[Web page and app entries]
::::::::
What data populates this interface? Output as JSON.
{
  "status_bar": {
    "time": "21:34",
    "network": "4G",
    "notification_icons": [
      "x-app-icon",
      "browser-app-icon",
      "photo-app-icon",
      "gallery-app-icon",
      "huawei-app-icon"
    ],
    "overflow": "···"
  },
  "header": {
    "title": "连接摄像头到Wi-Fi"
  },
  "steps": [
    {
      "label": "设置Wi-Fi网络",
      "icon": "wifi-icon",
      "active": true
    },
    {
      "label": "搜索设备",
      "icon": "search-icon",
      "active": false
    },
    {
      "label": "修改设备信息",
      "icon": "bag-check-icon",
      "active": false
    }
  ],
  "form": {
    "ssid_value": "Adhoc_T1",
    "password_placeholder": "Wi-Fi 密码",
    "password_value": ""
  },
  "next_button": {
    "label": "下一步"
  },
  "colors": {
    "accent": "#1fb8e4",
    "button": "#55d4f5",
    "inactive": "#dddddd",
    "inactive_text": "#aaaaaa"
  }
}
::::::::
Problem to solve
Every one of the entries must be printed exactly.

Exercise output
What data populates this interface? Output as JSON.
{
  "status_bar": {
    "time": "21:34",
    "network": "4G",
    "notification_icons": [
      "x-app-icon",
      "browser-app-icon",
      "photo-app-icon",
      "gallery-app-icon",
      "huawei-app-icon"
    ],
    "overflow": "···"
  },
  "header": {
    "title": "连接摄像头到Wi-Fi"
  },
  "steps": [
    {
      "label": "设置Wi-Fi网络",
      "icon": "wifi-icon",
      "active": true
    },
    {
      "label": "搜索设备",
      "icon": "search-icon",
      "active": false
    },
    {
      "label": "修改设备信息",
      "icon": "bag-check-icon",
      "active": false
    }
  ],
  "form": {
    "ssid_value": "Adhoc_T1",
    "password_placeholder": "Wi-Fi 密码",
    "password_value": ""
  },
  "next_button": {
    "label": "下一步"
  },
  "colors": {
    "accent": "#1fb8e4",
    "button": "#55d4f5",
    "inactive": "#dddddd",
    "inactive_text": "#aaaaaa"
  }
}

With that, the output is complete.